Task to carry out: Working from the listing below, pick each line containing the word "icon" and copy it.

The data:
......

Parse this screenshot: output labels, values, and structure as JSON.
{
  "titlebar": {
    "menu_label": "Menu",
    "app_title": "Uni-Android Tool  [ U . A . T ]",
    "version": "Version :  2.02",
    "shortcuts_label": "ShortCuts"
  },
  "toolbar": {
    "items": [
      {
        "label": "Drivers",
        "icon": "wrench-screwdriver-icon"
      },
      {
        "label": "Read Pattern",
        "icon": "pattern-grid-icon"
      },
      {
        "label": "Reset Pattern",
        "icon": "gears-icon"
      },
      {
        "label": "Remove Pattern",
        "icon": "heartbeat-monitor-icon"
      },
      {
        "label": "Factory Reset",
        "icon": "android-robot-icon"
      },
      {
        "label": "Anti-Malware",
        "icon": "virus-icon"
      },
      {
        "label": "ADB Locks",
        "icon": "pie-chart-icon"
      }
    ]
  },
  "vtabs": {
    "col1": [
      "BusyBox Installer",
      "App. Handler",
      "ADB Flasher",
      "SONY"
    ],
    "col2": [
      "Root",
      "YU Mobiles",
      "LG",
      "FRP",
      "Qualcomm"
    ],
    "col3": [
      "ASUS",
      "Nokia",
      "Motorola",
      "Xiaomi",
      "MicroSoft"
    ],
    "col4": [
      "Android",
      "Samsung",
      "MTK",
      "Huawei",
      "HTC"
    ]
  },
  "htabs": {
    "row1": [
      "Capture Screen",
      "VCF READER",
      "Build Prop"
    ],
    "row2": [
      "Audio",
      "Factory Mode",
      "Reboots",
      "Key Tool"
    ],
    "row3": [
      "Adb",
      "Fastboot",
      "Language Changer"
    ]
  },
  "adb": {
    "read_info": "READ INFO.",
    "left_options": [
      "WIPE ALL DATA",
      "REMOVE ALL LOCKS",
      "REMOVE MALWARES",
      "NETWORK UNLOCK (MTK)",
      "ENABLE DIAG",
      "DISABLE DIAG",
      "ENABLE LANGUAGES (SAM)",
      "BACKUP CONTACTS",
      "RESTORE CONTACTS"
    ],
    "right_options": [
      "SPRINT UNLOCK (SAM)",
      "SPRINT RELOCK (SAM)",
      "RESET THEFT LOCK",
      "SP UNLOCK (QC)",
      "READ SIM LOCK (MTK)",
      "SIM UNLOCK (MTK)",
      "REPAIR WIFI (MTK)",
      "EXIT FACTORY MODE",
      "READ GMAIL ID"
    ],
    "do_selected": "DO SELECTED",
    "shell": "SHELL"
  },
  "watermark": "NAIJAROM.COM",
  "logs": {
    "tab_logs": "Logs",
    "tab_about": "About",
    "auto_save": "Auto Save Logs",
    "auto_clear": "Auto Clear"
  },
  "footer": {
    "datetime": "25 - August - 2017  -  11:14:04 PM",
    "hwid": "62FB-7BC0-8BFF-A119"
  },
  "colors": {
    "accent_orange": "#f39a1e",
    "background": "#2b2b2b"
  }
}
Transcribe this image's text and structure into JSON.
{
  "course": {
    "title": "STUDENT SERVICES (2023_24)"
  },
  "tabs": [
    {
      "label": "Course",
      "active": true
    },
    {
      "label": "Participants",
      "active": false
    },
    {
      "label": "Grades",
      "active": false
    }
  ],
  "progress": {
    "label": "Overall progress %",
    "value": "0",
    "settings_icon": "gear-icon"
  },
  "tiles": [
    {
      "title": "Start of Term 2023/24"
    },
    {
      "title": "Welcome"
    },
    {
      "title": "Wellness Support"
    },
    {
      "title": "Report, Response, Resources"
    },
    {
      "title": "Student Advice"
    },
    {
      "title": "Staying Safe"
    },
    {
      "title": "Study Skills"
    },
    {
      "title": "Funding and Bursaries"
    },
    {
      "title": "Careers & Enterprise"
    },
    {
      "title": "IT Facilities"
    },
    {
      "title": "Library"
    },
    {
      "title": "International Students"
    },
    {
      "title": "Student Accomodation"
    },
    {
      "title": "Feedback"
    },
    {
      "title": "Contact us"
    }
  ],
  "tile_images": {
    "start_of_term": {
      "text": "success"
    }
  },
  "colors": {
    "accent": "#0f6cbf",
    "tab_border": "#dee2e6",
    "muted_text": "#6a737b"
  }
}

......

Output below:
        "icon": "wrench-screwdriver-icon"
        "icon": "pattern-grid-icon"
        "icon": "gears-icon"
        "icon": "heartbeat-monitor-icon"
        "icon": "android-robot-icon"
        "icon": "virus-icon"
        "icon": "pie-chart-icon"
    "settings_icon": "gear-icon"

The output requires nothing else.